YOUR INSTRUCTIONS
For the material below, count the lines containing "JSON" and reply with the number alone.

RECORDS FOR THIS TASK
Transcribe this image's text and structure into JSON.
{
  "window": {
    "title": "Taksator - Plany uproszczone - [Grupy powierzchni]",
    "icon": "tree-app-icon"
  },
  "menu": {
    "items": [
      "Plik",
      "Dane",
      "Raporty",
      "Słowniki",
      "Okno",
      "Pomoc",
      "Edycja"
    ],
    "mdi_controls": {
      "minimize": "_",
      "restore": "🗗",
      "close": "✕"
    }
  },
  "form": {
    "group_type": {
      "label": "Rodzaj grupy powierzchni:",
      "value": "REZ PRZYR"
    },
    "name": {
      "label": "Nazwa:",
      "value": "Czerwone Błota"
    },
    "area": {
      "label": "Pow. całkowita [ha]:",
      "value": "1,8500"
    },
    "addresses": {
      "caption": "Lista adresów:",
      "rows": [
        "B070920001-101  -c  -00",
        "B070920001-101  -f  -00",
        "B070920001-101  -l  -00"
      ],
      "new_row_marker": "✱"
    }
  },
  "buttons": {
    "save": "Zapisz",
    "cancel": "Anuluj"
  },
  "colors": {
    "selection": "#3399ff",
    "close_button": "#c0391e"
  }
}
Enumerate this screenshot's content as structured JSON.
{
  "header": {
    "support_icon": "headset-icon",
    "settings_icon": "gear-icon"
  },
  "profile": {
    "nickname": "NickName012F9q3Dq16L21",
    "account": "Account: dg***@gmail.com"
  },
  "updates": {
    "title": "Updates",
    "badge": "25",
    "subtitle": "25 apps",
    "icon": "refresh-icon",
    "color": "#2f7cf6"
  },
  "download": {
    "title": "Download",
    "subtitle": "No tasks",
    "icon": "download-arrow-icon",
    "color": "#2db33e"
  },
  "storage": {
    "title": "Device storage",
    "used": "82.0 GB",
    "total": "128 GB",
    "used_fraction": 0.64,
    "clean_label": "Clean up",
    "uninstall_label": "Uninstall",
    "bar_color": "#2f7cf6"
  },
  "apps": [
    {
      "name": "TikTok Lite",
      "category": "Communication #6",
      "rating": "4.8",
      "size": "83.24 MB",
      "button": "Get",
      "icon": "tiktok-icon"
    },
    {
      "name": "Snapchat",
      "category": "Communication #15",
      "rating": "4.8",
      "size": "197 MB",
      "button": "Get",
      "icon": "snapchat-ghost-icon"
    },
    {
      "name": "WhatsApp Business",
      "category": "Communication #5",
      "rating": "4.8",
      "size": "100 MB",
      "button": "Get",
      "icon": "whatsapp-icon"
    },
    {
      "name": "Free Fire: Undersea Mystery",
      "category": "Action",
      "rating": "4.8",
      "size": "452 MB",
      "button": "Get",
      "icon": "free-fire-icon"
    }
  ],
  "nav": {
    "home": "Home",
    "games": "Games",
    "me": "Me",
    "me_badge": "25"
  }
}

YOUR RESPONSE
2